MM: Do you have a chance to speak German today?

RD: Today? Yah sure, I can speak....

MM: Some conversation in German going on here in Mandan and Bismarck? When you get together, do you speak German?

RD: Oh, yah. Once in a while, we speak German.

MM: Can your children understand German?

RD: Just the oldest one. The oldest one and then Betty..., well, she understands but can't talk it. But Tillie can talk a little bit, not too much. But they..., yah.

MM: One thing I am going to ask you also, Ralph. We will visit about this later, but do you have photographs of your grandparents or your parents?

RD: Well, no I don't. No, I don't have anything at all. That is if you are talking about.... No, I don't have nothing that I know of. I had, let's see. I thought I had one here, the last one, when they were born. But I got lot's of it from the Kopp's. See, if you read something like this....

MM: Yes, I see that. We'll have to eventually get copies of some of those things.

RD: And that's what I was just wondering. What I done with that...? I got just the other day that they found out over here in Russia, Germans from Russia. In fact, I am suppose to send a copy to Dickinson to my aunt. I have a aunt over there that's in the nursing home. She's 92 years old. Mrs. Dressler, that's the only one that's left.

MM: Um. How is her memory?

RD: Very, very good. She's got a pace maker and....

MM: What is her name?

RD: Her name is Lena Dressler, but she was the wife of my father's brother Phillip. His wife. The Dressler's are all dead, my father's side. They all had diabetes mostly.

MM: The family had diabetes?

RD: Yah. This one is blind for 18 years. This one lost both of her legs and then of course, she had diabetes. She died in her sleep. The day before, she was at this aunt's funeral and I was sitting right beside her, had lunch with her. The next morning, I got a call at 7:30 that she died through the night. This guy died of a heart attack in his sleep and this guy died in sleep and this guy died in sleep and my grandmother died in sleep. So I'm a good candidate, I might just sleep and you guys won't know it.

MM: Right. That's why we have to get this on tape before hand, right?

RD: You haven't got it on [the recorder], have you ?

MM: Oh, yes. I have it on.

RD: Oh, have you?

MM: Oh, yes. Anything else you'd like to say, Ralph? And then we'll visit after we have had our interview.
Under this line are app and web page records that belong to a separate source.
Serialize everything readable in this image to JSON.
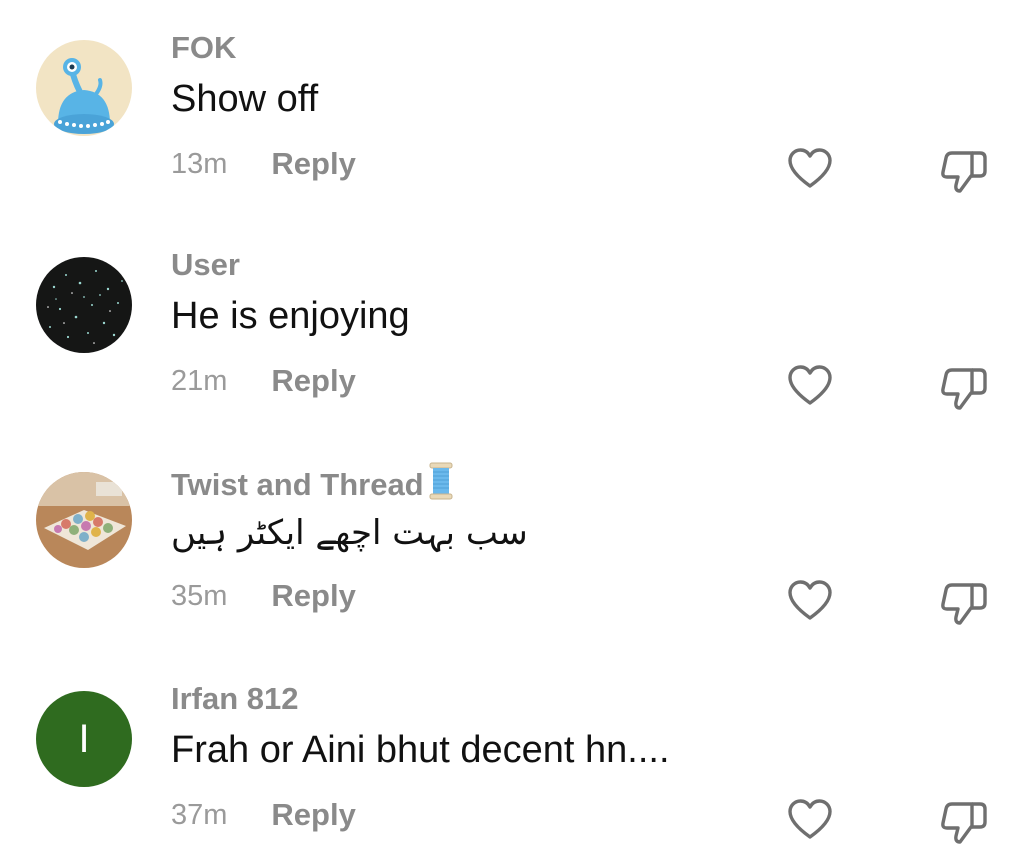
{
  "comments": [
    {
      "username": "FOK",
      "text": "Show off",
      "time": "13m",
      "reply_label": "Reply",
      "avatar": "alien-icon"
    },
    {
      "username": "User",
      "text": "He is enjoying",
      "time": "21m",
      "reply_label": "Reply",
      "avatar": "starry-night-photo"
    },
    {
      "username": "Twist and Thread",
      "username_emoji": "spool-of-thread-icon",
      "text": "سب بہت اچھے ایکٹر ہیں",
      "time": "35m",
      "reply_label": "Reply",
      "avatar": "crochet-blanket-photo"
    },
    {
      "username": "Irfan 812",
      "text": "Frah or Aini bhut decent hn....",
      "time": "37m",
      "reply_label": "Reply",
      "avatar_letter": "I",
      "avatar_color": "#2f6b1f"
    }
  ],
  "colors": {
    "username": "#8a8a8a",
    "body_text": "#111111",
    "meta": "#9a9a9a",
    "icon_stroke": "#6f6f6f"
  }
}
RD: Well, that's about all I can say. I mean as far as I know. I mean, I have lot's of family trees here, the folks and stuff like that. When they were married and all that....

MM: We'll have to take a look at that and visit with you further about our German-Russian Heritage. It's November 8, 1993 and I am in the Dressler home in Bismarck and we are going to close our conversation. Thanks so much Ralph, for the visit today.

RD: It was a pleasure talking to you.

Germans from Russia Heritage Collection
North Dakota Institute for Regional Studies
North Dakota State University Libraries
P.O. Box 5599
Fargo, ND 58105-5599

Permission to use any images from the GRHC website may be requested by contacting Michael M. Miller